§ **Task statement**
In the records that follow, find each line with the word "emoji" and copy it.

Records from a collection
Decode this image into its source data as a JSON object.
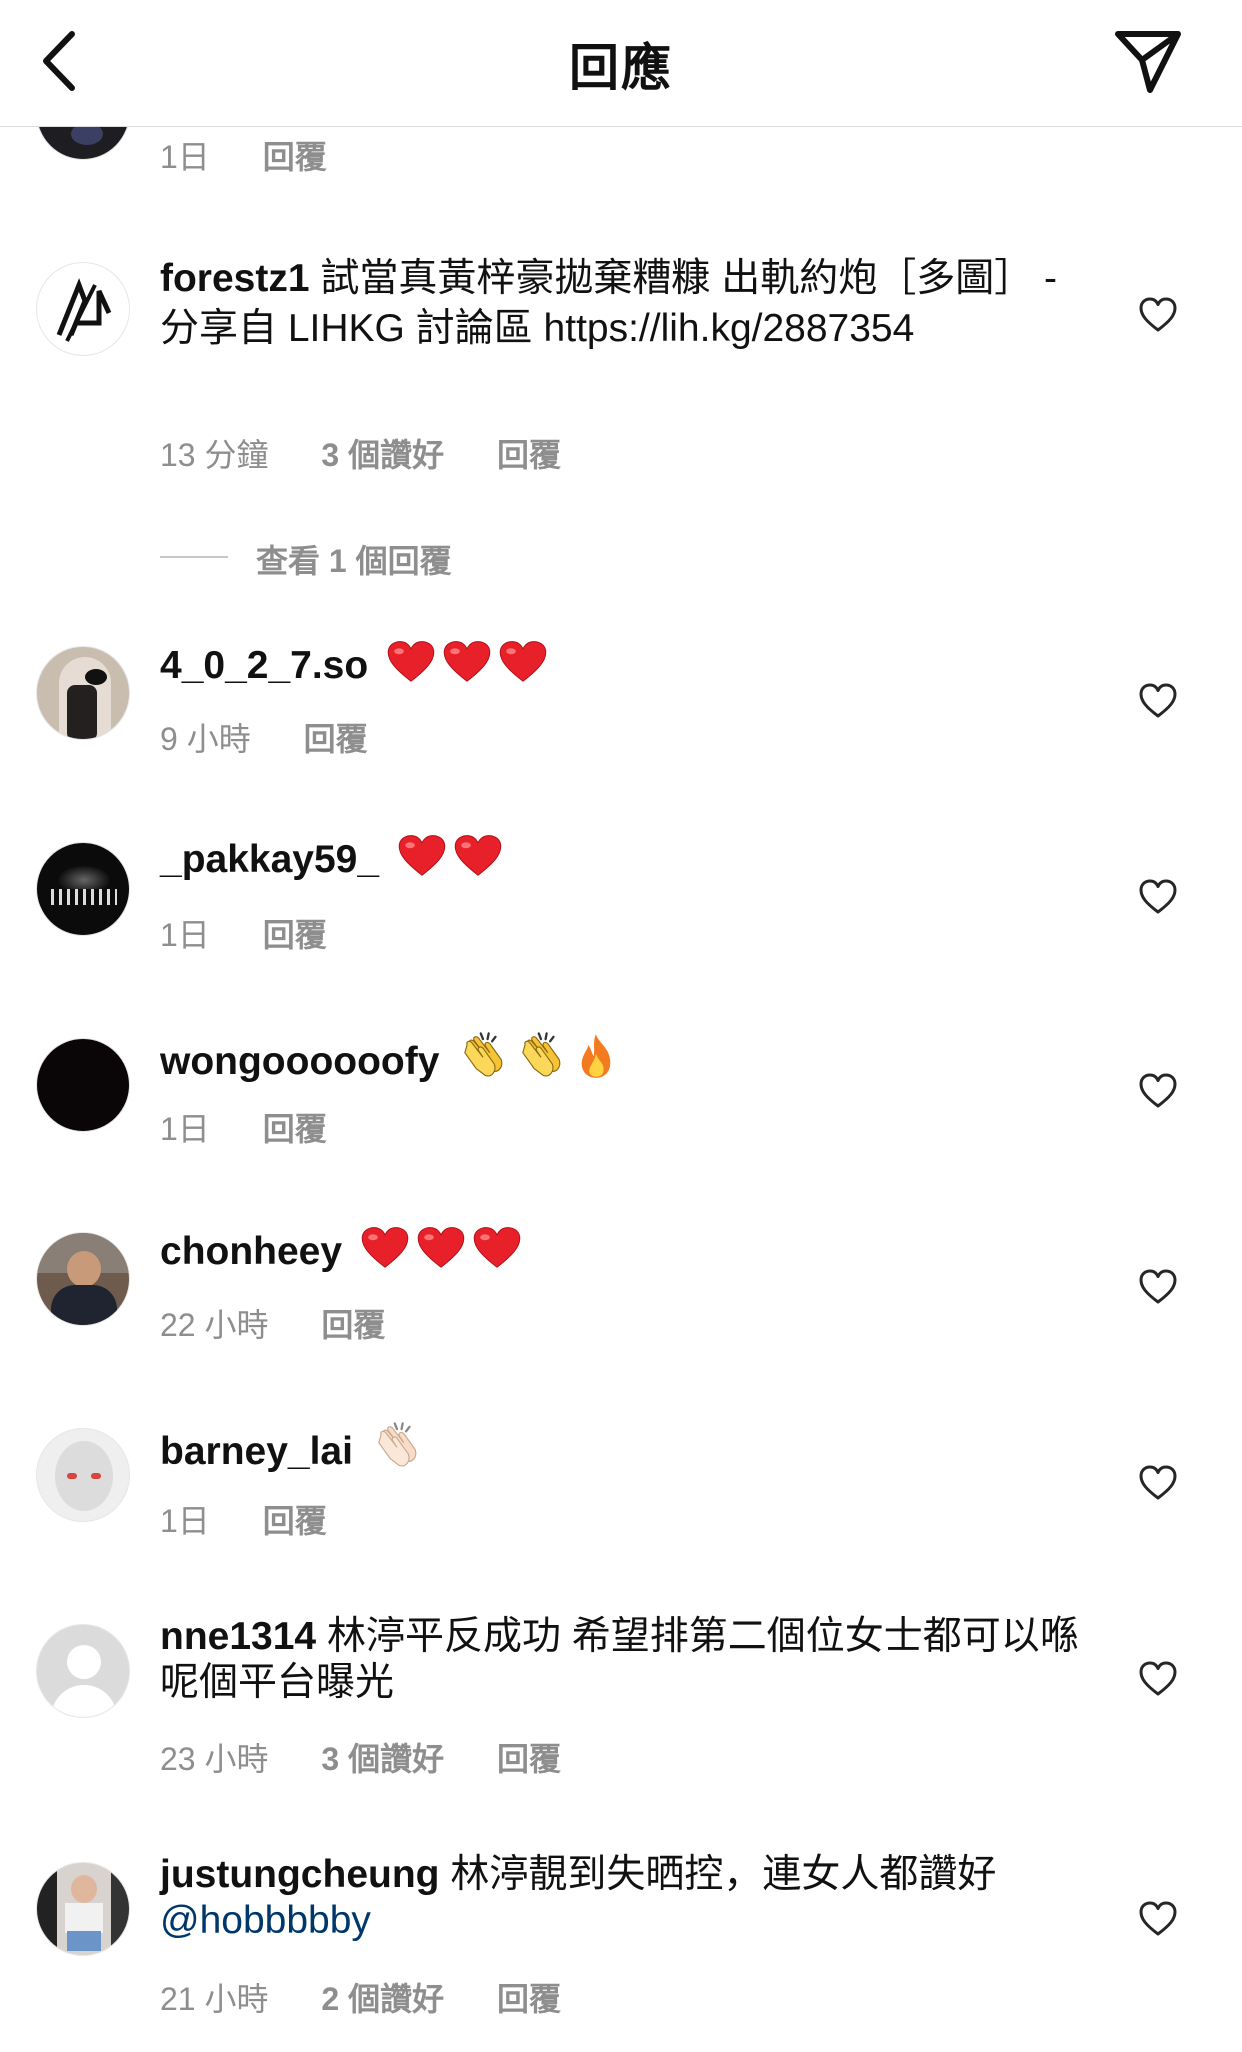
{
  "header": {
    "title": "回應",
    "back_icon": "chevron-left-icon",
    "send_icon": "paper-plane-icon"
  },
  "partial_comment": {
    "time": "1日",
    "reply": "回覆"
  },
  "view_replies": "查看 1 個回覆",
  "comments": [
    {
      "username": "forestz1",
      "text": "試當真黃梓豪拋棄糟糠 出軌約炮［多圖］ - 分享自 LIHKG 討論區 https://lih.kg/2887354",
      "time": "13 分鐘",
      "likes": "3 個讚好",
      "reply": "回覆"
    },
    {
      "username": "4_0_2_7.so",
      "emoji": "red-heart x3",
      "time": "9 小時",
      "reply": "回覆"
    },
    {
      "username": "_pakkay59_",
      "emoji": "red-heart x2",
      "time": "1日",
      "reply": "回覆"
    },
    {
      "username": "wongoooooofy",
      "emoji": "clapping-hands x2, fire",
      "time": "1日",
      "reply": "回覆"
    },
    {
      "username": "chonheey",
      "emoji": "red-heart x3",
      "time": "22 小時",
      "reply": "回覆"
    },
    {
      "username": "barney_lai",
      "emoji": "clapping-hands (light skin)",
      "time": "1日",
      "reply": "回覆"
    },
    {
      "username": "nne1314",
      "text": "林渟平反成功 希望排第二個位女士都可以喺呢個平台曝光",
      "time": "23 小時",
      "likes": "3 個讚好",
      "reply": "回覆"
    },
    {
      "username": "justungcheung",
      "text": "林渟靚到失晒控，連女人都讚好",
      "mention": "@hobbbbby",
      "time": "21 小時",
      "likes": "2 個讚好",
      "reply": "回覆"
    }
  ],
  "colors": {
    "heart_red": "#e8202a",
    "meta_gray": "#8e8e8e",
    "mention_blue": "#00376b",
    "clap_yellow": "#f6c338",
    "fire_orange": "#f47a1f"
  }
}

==

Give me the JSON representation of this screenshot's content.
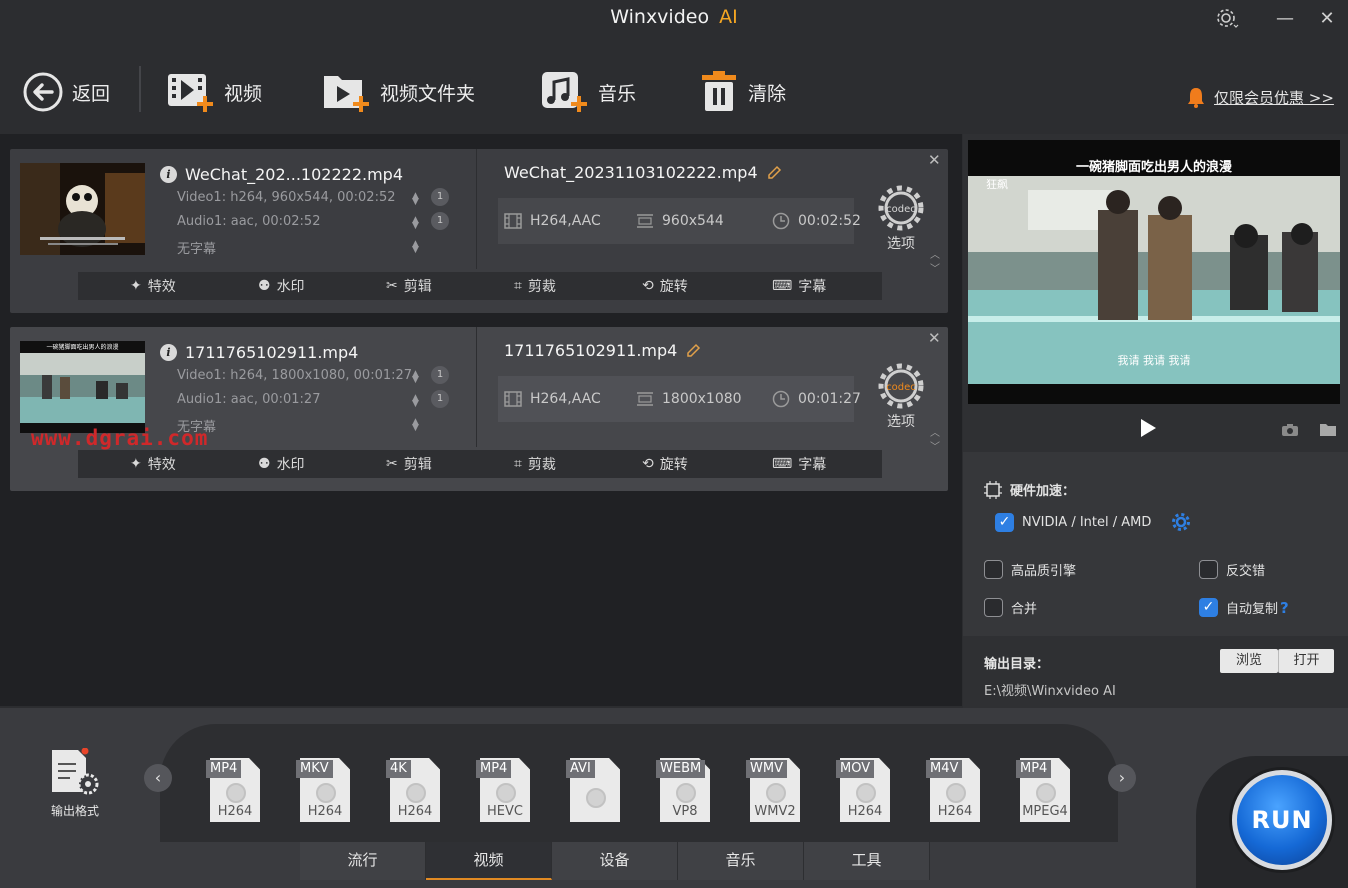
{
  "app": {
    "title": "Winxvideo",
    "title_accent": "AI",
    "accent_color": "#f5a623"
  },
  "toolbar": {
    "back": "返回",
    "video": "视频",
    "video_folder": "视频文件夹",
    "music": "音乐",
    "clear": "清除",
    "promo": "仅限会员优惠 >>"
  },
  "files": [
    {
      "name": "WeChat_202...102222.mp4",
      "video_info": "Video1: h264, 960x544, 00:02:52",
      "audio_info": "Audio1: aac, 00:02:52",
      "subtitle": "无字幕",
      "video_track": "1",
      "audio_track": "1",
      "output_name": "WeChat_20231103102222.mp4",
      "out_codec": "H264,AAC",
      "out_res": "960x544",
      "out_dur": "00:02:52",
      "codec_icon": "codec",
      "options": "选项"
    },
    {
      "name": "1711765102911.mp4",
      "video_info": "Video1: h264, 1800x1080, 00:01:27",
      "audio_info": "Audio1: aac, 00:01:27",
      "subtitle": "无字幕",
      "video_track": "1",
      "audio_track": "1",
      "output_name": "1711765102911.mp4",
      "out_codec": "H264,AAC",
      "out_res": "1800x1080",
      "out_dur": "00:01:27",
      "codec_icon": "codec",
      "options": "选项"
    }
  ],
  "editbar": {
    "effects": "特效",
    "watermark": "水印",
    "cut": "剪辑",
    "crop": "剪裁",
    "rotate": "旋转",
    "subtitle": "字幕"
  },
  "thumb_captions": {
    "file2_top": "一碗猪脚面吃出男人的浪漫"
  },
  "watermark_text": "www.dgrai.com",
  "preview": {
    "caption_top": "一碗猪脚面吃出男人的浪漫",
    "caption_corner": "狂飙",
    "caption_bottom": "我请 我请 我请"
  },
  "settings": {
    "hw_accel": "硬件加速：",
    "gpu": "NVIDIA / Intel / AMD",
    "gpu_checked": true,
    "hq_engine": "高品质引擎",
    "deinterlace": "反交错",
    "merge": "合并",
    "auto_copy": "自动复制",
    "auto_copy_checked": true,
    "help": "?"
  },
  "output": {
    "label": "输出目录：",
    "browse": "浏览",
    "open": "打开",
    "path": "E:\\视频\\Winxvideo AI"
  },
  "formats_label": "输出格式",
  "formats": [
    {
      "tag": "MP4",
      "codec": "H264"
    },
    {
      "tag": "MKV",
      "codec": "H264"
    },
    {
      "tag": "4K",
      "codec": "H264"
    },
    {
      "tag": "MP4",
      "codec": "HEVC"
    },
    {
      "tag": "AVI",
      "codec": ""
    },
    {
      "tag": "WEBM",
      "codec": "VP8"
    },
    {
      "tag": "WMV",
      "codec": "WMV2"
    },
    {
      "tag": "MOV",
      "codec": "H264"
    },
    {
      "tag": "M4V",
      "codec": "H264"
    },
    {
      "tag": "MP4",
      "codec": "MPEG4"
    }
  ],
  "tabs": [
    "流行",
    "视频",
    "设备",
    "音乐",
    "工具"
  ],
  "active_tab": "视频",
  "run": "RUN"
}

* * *

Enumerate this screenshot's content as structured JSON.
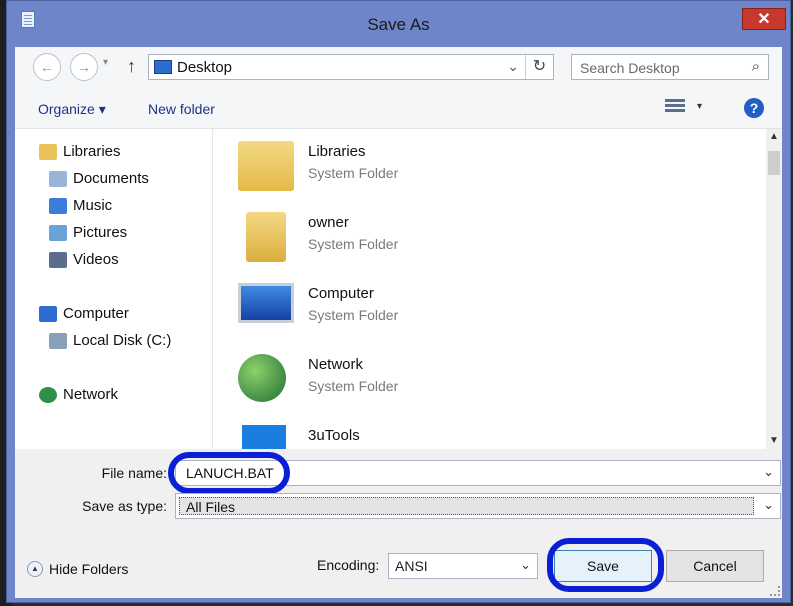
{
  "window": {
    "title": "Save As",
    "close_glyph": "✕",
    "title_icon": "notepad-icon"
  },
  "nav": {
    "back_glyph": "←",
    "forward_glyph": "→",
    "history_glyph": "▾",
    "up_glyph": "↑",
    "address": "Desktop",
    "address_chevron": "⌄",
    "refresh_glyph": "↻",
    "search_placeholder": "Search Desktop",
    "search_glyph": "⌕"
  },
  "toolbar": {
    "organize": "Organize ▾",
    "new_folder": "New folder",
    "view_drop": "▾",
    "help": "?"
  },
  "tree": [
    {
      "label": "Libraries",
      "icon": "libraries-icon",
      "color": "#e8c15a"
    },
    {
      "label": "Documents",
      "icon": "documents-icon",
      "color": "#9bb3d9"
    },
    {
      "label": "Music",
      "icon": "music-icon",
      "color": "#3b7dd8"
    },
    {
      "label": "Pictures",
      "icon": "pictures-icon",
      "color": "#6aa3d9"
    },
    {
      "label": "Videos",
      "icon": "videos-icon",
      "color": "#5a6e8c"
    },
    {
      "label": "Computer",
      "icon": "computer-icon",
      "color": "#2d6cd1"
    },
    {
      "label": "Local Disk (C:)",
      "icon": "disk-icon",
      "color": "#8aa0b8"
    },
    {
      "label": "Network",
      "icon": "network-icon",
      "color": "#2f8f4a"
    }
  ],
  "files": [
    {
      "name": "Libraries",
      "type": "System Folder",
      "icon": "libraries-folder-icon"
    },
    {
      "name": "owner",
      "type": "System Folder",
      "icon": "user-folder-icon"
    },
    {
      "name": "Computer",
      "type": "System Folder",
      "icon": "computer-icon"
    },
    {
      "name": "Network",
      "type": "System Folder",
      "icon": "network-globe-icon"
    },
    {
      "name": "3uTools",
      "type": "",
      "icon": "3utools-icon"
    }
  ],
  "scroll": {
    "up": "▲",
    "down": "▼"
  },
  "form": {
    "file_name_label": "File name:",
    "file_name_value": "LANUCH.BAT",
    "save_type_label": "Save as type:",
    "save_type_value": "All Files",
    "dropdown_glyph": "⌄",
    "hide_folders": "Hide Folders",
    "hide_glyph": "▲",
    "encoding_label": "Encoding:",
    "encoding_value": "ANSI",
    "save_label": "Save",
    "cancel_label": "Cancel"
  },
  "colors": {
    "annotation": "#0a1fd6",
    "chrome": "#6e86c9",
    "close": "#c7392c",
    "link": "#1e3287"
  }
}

§ **Task answer**
      "emoji": "red-heart x3",
      "emoji": "red-heart x2",
      "emoji": "clapping-hands x2, fire",
      "emoji": "red-heart x3",
      "emoji": "clapping-hands (light skin)",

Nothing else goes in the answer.